Down to the last line, reproduce the data below exactly.

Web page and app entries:

____

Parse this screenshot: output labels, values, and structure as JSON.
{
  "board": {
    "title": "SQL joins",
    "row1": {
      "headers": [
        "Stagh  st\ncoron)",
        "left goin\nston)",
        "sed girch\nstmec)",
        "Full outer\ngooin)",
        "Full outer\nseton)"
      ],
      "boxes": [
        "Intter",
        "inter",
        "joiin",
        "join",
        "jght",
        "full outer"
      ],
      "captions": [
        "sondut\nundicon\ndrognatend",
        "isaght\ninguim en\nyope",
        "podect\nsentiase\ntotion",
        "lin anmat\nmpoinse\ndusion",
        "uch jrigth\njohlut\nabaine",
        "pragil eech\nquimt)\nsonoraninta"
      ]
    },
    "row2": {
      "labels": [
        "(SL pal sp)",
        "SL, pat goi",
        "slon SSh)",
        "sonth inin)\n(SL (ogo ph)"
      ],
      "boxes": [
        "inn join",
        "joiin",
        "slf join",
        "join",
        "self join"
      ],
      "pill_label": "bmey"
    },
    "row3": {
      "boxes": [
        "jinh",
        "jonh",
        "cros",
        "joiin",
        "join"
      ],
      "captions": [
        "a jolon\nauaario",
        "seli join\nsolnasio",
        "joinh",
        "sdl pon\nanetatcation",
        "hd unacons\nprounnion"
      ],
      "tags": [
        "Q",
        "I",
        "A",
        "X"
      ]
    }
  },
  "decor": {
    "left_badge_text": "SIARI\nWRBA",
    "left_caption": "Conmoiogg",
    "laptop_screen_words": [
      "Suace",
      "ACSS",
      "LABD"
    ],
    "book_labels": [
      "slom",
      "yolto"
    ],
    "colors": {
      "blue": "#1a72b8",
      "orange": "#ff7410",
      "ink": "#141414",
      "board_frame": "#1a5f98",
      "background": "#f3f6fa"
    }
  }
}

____

Written solution:
Parse this screenshot: output labels, values, and structure as JSON.
{
  "board": {
    "title": "SQL joins",
    "row1": {
      "headers": [
        "Stagh  st\ncoron)",
        "left goin\nston)",
        "sed girch\nstmec)",
        "Full outer\ngooin)",
        "Full outer\nseton)"
      ],
      "boxes": [
        "Intter",
        "inter",
        "joiin",
        "join",
        "jght",
        "full outer"
      ],
      "captions": [
        "sondut\nundicon\ndrognatend",
        "isaght\ninguim en\nyope",
        "podect\nsentiase\ntotion",
        "lin anmat\nmpoinse\ndusion",
        "uch jrigth\njohlut\nabaine",
        "pragil eech\nquimt)\nsonoraninta"
      ]
    },
    "row2": {
      "labels": [
        "(SL pal sp)",
        "SL, pat goi",
        "slon SSh)",
        "sonth inin)\n(SL (ogo ph)"
      ],
      "boxes": [
        "inn join",
        "joiin",
        "slf join",
        "join",
        "self join"
      ],
      "pill_label": "bmey"
    },
    "row3": {
      "boxes": [
        "jinh",
        "jonh",
        "cros",
        "joiin",
        "join"
      ],
      "captions": [
        "a jolon\nauaario",
        "seli join\nsolnasio",
        "joinh",
        "sdl pon\nanetatcation",
        "hd unacons\nprounnion"
      ],
      "tags": [
        "Q",
        "I",
        "A",
        "X"
      ]
    }
  },
  "decor": {
    "left_badge_text": "SIARI\nWRBA",
    "left_caption": "Conmoiogg",
    "laptop_screen_words": [
      "Suace",
      "ACSS",
      "LABD"
    ],
    "book_labels": [
      "slom",
      "yolto"
    ],
    "colors": {
      "blue": "#1a72b8",
      "orange": "#ff7410",
      "ink": "#141414",
      "board_frame": "#1a5f98",
      "background": "#f3f6fa"
    }
  }
}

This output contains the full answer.